9. Henshaw, F. R., Dewsbury, L. S., Lim, C. K., & Steiner, G. Z. (2021). The effects of cannabinoids on pro- and anti-inflammatory cytokines: A systematic review of in vivo studies. Cannabis and Cannabinoid Research, 6(3), 177-195. https://www.liebertpub.com/doi/10.1089/can.2020.0105
10. Johal, H., Devji, T., Chang, Y., Simone, J., Vannabouathong, C., & Bhandari, M. (2020). Cannabinoids in Chronic Non-Cancer Pain: A Systematic Review and Meta-Analysis. Clinical medicine insights. Arthritis and musculoskeletal disorders, 13, 1179544120906461. https://www.ncbi.nlm.nih.gov/pmc/articles/PMC7031792/
11. Katz, D., Katz, I., Porat-Katz, B., & Shoenfeld, Y. (2016). Medical cannabis: Another piece in the mosaic of autoimmunity? Clinical Pharmacology & Therapeutics, 101(2), 230-238. https://ascpt.onlinelibrary.wiley.com/doi/abs/10.1002/cpt.568
12. Katz-Talmor, D., Katz, I., Porat-Katz, BS. et al. Cannabinoids for the treatment of rheumatic diseases — where do we stand?. Nat Rev Rheumatol 14, 488–498 (2018). https://www.nature.com/articles/s41584-018-0025-5
13. Mandal, D. (2019, April 30). Autoimmunity classification. Retrieved March 01, 2021, from https://www.news-medical.net/health/Autoimmunity-Classification.aspx

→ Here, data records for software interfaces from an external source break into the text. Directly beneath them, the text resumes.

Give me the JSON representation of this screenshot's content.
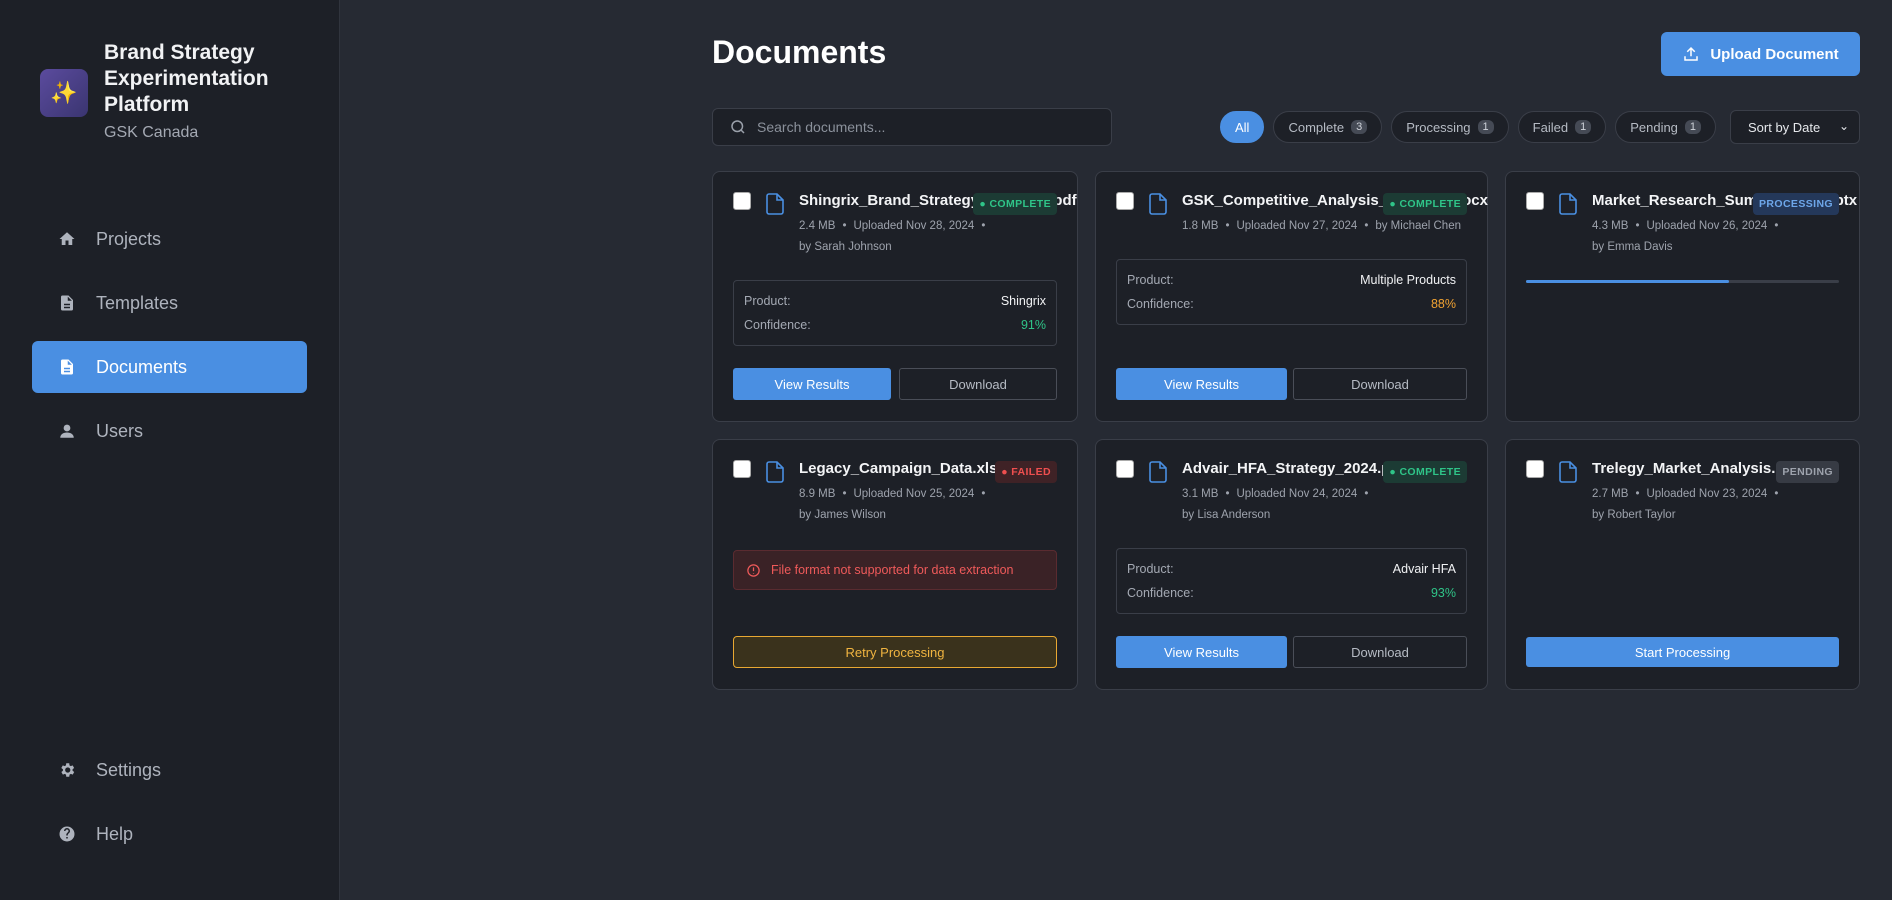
{
  "brand": {
    "title": "Brand Strategy Experimentation Platform",
    "subtitle": "GSK Canada",
    "logo_icon": "sparkles-icon"
  },
  "nav": {
    "items": [
      {
        "label": "Projects",
        "icon": "home-icon"
      },
      {
        "label": "Templates",
        "icon": "file-text-icon"
      },
      {
        "label": "Documents",
        "icon": "document-icon",
        "active": true
      },
      {
        "label": "Users",
        "icon": "user-icon"
      }
    ],
    "bottom": [
      {
        "label": "Settings",
        "icon": "gear-icon"
      },
      {
        "label": "Help",
        "icon": "help-circle-icon"
      }
    ]
  },
  "header": {
    "title": "Documents",
    "upload_label": "Upload Document"
  },
  "search": {
    "placeholder": "Search documents...",
    "value": ""
  },
  "filters": [
    {
      "label": "All",
      "active": true
    },
    {
      "label": "Complete",
      "count": "3"
    },
    {
      "label": "Processing",
      "count": "1"
    },
    {
      "label": "Failed",
      "count": "1"
    },
    {
      "label": "Pending",
      "count": "1"
    }
  ],
  "sort": {
    "label": "Sort by Date"
  },
  "documents": [
    {
      "name": "Shingrix_Brand_Strategy_Q4_2024.pdf",
      "size": "2.4 MB",
      "uploaded": "Uploaded Nov 28, 2024",
      "by": "by Sarah Johnson",
      "status": "COMPLETE",
      "product_label": "Product:",
      "product": "Shingrix",
      "confidence_label": "Confidence:",
      "confidence": "91%",
      "view_label": "View Results",
      "download_label": "Download"
    },
    {
      "name": "GSK_Competitive_Analysis_Nov2024.docx",
      "size": "1.8 MB",
      "uploaded": "Uploaded Nov 27, 2024",
      "by": "by Michael Chen",
      "status": "COMPLETE",
      "product_label": "Product:",
      "product": "Multiple Products",
      "confidence_label": "Confidence:",
      "confidence": "88%",
      "view_label": "View Results",
      "download_label": "Download"
    },
    {
      "name": "Market_Research_Summary_Q3.pptx",
      "size": "4.3 MB",
      "uploaded": "Uploaded Nov 26, 2024",
      "by": "by Emma Davis",
      "status": "PROCESSING",
      "progress": 0.65
    },
    {
      "name": "Legacy_Campaign_Data.xlsx",
      "size": "8.9 MB",
      "uploaded": "Uploaded Nov 25, 2024",
      "by": "by James Wilson",
      "status": "FAILED",
      "error": "File format not supported for data extraction",
      "retry_label": "Retry Processing"
    },
    {
      "name": "Advair_HFA_Strategy_2024.pdf",
      "size": "3.1 MB",
      "uploaded": "Uploaded Nov 24, 2024",
      "by": "by Lisa Anderson",
      "status": "COMPLETE",
      "product_label": "Product:",
      "product": "Advair HFA",
      "confidence_label": "Confidence:",
      "confidence": "93%",
      "view_label": "View Results",
      "download_label": "Download"
    },
    {
      "name": "Trelegy_Market_Analysis.pdf",
      "size": "2.7 MB",
      "uploaded": "Uploaded Nov 23, 2024",
      "by": "by Robert Taylor",
      "status": "PENDING",
      "start_label": "Start Processing"
    }
  ],
  "colors": {
    "accent": "#4a8fe2",
    "success": "#2fc488",
    "warning": "#f0a232",
    "danger": "#ef4f4f",
    "background": "#262a33",
    "sidebar": "#1d2027"
  }
}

14. Medical Cannabis & Arthritis. (2019). Retrieved January 31, 2021, from https://arthritis.ca/AS/courses/medical-cannabis-arthritis/content/index.html#/lessons/aG2-dk4r8fT37HeH_2nVeL7GwJRRQ6Jx
15. Mlost, J., Bryk, M., & Starowicz, K. (2020). Cannabidiol for Pain Treatment: Focus on Pharmacology and Mechanism of Action. International Journal of Molecular Sciences, 21(22), 8870. https://www.ncbi.nlm.nih.gov/pmc/articles/PMC7700528/

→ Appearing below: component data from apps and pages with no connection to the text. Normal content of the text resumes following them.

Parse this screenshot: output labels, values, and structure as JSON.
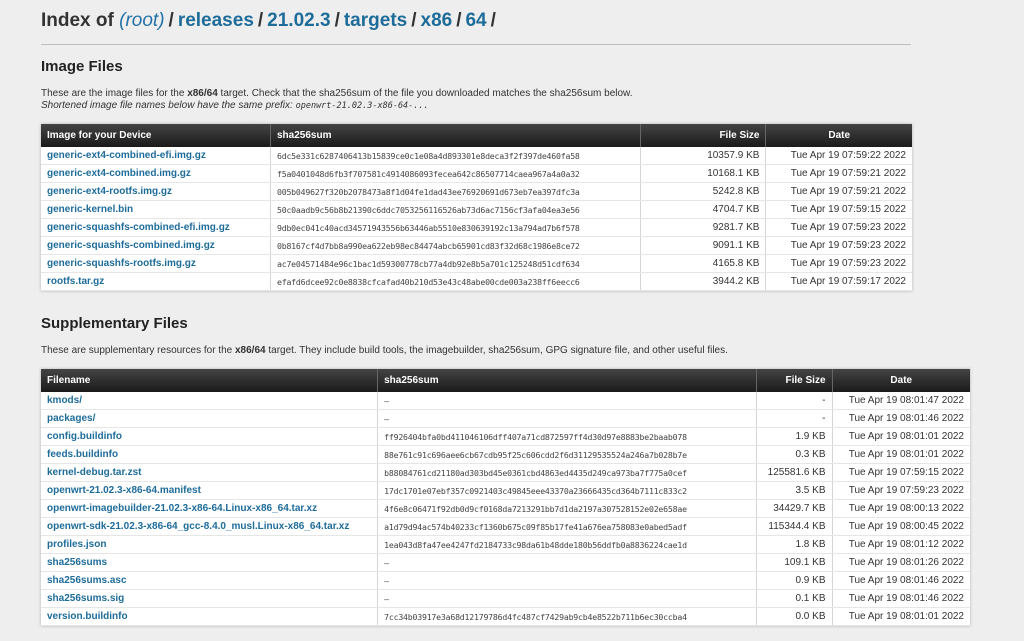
{
  "breadcrumb": {
    "prefix": "Index of",
    "root": "(root)",
    "parts": [
      "releases",
      "21.02.3",
      "targets",
      "x86",
      "64"
    ],
    "trailing": "/"
  },
  "image_files": {
    "title": "Image Files",
    "desc_1a": "These are the image files for the ",
    "desc_1b": "x86/64",
    "desc_1c": " target. Check that the sha256sum of the file you downloaded matches the sha256sum below.",
    "desc_2a": "Shortened image file names below have the same prefix: ",
    "desc_2b": "openwrt-21.02.3-x86-64-...",
    "headers": [
      "Image for your Device",
      "sha256sum",
      "File Size",
      "Date"
    ],
    "rows": [
      {
        "name": "generic-ext4-combined-efi.img.gz",
        "sha": "6dc5e331c6287406413b15839ce0c1e08a4d893301e8deca3f2f397de460fa58",
        "size": "10357.9 KB",
        "date": "Tue Apr 19 07:59:22 2022"
      },
      {
        "name": "generic-ext4-combined.img.gz",
        "sha": "f5a0401048d6fb3f707581c4914086093fecea642c86507714caea967a4a0a32",
        "size": "10168.1 KB",
        "date": "Tue Apr 19 07:59:21 2022"
      },
      {
        "name": "generic-ext4-rootfs.img.gz",
        "sha": "005b049627f320b2078473a8f1d04fe1dad43ee76920691d673eb7ea397dfc3a",
        "size": "5242.8 KB",
        "date": "Tue Apr 19 07:59:21 2022"
      },
      {
        "name": "generic-kernel.bin",
        "sha": "50c0aadb9c56b8b21390c6ddc7053256116526ab73d6ac7156cf3afa04ea3e56",
        "size": "4704.7 KB",
        "date": "Tue Apr 19 07:59:15 2022"
      },
      {
        "name": "generic-squashfs-combined-efi.img.gz",
        "sha": "9db0ec041c40acd34571943556b63446ab5510e830639192c13a794ad7b6f578",
        "size": "9281.7 KB",
        "date": "Tue Apr 19 07:59:23 2022"
      },
      {
        "name": "generic-squashfs-combined.img.gz",
        "sha": "0b8167cf4d7bb8a990ea622eb98ec84474abcb65901cd83f32d68c1986e8ce72",
        "size": "9091.1 KB",
        "date": "Tue Apr 19 07:59:23 2022"
      },
      {
        "name": "generic-squashfs-rootfs.img.gz",
        "sha": "ac7e04571484e96c1bac1d59300778cb77a4db92e8b5a701c125248d51cdf634",
        "size": "4165.8 KB",
        "date": "Tue Apr 19 07:59:23 2022"
      },
      {
        "name": "rootfs.tar.gz",
        "sha": "efafd6dcee92c0e8838cfcafad40b210d53e43c48abe00cde003a238ff6eecc6",
        "size": "3944.2 KB",
        "date": "Tue Apr 19 07:59:17 2022"
      }
    ]
  },
  "supplementary": {
    "title": "Supplementary Files",
    "desc_a": "These are supplementary resources for the ",
    "desc_b": "x86/64",
    "desc_c": " target. They include build tools, the imagebuilder, sha256sum, GPG signature file, and other useful files.",
    "headers": [
      "Filename",
      "sha256sum",
      "File Size",
      "Date"
    ],
    "rows": [
      {
        "name": "kmods/",
        "sha": "–",
        "size": "-",
        "date": "Tue Apr 19 08:01:47 2022"
      },
      {
        "name": "packages/",
        "sha": "–",
        "size": "-",
        "date": "Tue Apr 19 08:01:46 2022"
      },
      {
        "name": "config.buildinfo",
        "sha": "ff926404bfa0bd411046106dff407a71cd872597ff4d30d97e8883be2baab078",
        "size": "1.9 KB",
        "date": "Tue Apr 19 08:01:01 2022"
      },
      {
        "name": "feeds.buildinfo",
        "sha": "88e761c91c696aee6cb67cdb95f25c606cdd2f6d31129535524a246a7b028b7e",
        "size": "0.3 KB",
        "date": "Tue Apr 19 08:01:01 2022"
      },
      {
        "name": "kernel-debug.tar.zst",
        "sha": "b88084761cd21180ad303bd45e0361cbd4863ed4435d249ca973ba7f775a0cef",
        "size": "125581.6 KB",
        "date": "Tue Apr 19 07:59:15 2022"
      },
      {
        "name": "openwrt-21.02.3-x86-64.manifest",
        "sha": "17dc1701e07ebf357c0921403c49845eee43370a23666435cd364b7111c833c2",
        "size": "3.5 KB",
        "date": "Tue Apr 19 07:59:23 2022"
      },
      {
        "name": "openwrt-imagebuilder-21.02.3-x86-64.Linux-x86_64.tar.xz",
        "sha": "4f6e8c06471f92db0d9cf0168da7213291bb7d1da2197a307528152e02e658ae",
        "size": "34429.7 KB",
        "date": "Tue Apr 19 08:00:13 2022"
      },
      {
        "name": "openwrt-sdk-21.02.3-x86-64_gcc-8.4.0_musl.Linux-x86_64.tar.xz",
        "sha": "a1d79d94ac574b40233cf1360b675c09f85b17fe41a676ea758083e0abed5adf",
        "size": "115344.4 KB",
        "date": "Tue Apr 19 08:00:45 2022"
      },
      {
        "name": "profiles.json",
        "sha": "1ea043d8fa47ee4247fd2184733c98da61b48dde180b56ddfb0a8836224cae1d",
        "size": "1.8 KB",
        "date": "Tue Apr 19 08:01:12 2022"
      },
      {
        "name": "sha256sums",
        "sha": "–",
        "size": "109.1 KB",
        "date": "Tue Apr 19 08:01:26 2022"
      },
      {
        "name": "sha256sums.asc",
        "sha": "–",
        "size": "0.9 KB",
        "date": "Tue Apr 19 08:01:46 2022"
      },
      {
        "name": "sha256sums.sig",
        "sha": "–",
        "size": "0.1 KB",
        "date": "Tue Apr 19 08:01:46 2022"
      },
      {
        "name": "version.buildinfo",
        "sha": "7cc34b03917e3a68d12179786d4fc487cf7429ab9cb4e8522b711b6ec30ccba4",
        "size": "0.0 KB",
        "date": "Tue Apr 19 08:01:01 2022"
      }
    ]
  }
}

16. Nagarkatti, P., Pandey, R., Rieder, S. A., Hegde, V. L., & Nagarkatti, M. (2009). Cannabinoids as novel anti-inflammatory drugs. Future medicinal chemistry, 1(7), 1333–1349. https://www.ncbi.nlm.nih.gov/pmc/articles/PMC2828614/

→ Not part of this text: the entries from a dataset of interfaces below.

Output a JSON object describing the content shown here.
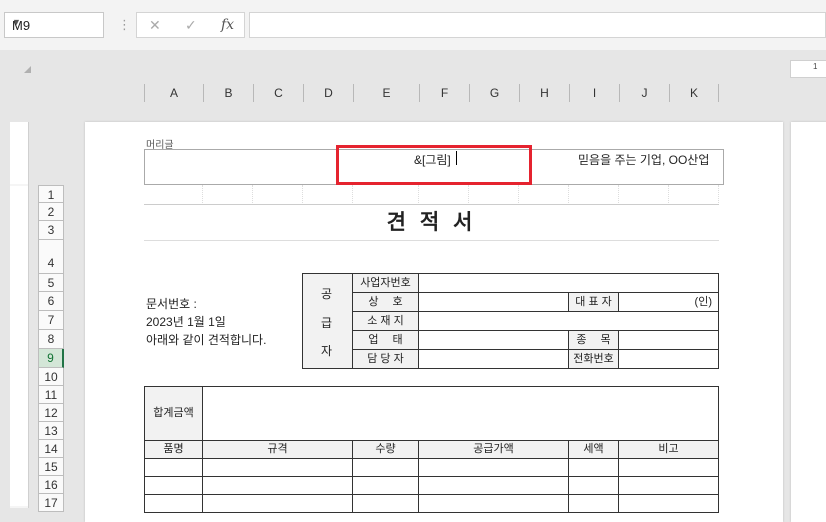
{
  "namebox": {
    "value": "M9"
  },
  "formula_bar": {
    "cancel": "✕",
    "confirm": "✓",
    "fx": "fx",
    "value": ""
  },
  "ruler_top_label": "1",
  "columns": [
    "A",
    "B",
    "C",
    "D",
    "E",
    "F",
    "G",
    "H",
    "I",
    "J",
    "K"
  ],
  "rows": [
    "1",
    "2",
    "3",
    "4",
    "5",
    "6",
    "7",
    "8",
    "9",
    "10",
    "11",
    "12",
    "13",
    "14",
    "15",
    "16",
    "17"
  ],
  "selected_row": "9",
  "header": {
    "label": "머리글",
    "center": "&[그림]",
    "right": "믿음을 주는 기업, OO산업"
  },
  "sheet": {
    "title": "견 적 서",
    "doc_number": "문서번호 :",
    "date": "2023년 1월 1일",
    "intro": "아래와 같이 견적합니다.",
    "supplier_chars": [
      "공",
      "급",
      "자"
    ],
    "supplier_fields": [
      "사업자번호",
      "상　 호",
      "소 재 지",
      "업 　태",
      "담 당 자"
    ],
    "representative_label": "대 표 자",
    "seal": "(인)",
    "item_label": "종 　목",
    "phone_label": "전화번호",
    "total_label": "합계금액",
    "item_headers": [
      "품명",
      "규격",
      "수량",
      "공급가액",
      "세액",
      "비고"
    ]
  }
}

17. Primary Immunodeficiencies: Autoimmunity and Autoimflammation. (n.d.). Retrieved March 01, 2021, from http://www.piduk.org/static/media/up/Autoimmunityandautoinflammation2.pdf
18. Publishing, H. (2020, April). Understanding acute and chronic inflammation. Retrieved February 01, 2021, from https://www.health.harvard.edu/staying-healthy/understanding-acute-and-chronic-inflammation
19. Rodríguez Mesa, X. M., Moreno Vergara, A. F., Contreras Bolaños, L. A., Guevara Moriones, N., Mejía Piñeros, A. L., & Santander González, S. P. (2021). Therapeutic prospects of cannabinoids in the immunomodulation of prevalent autoimmune diseases. Cannabis and Cannabinoid Research, 6(3), 196-210. https://www.liebertpub.com/doi/10.1089/can.2020.0183
20. Shoenfeld, Y. (2016, June 02). Cannabis and AUTOIMMUNITY – THE NEUROLOGIC perspective: A brief review. Retrieved March 01, 2021, from https://www.jneurology.com/articles/cannabis-and-autoimmunity–the-neurologic-perspective-a-brief-review.html
21. University of South Carolina. (2014, June 2). Marijuana shows potential in treating autoimmune disease. ScienceDaily. Retrieved March 1, 2021 from www.sciencedaily.com/releases/2014/06/140602150914.htm
22. Wang, L., Wang, F., & Gershwin, M. E. (2015). Human autoimmune diseases: A comprehensive update. Journal of Internal Medicine, 278(4), 369-395. https://onlinelibrary.wiley.com/doi/full/10.1111/joim.12395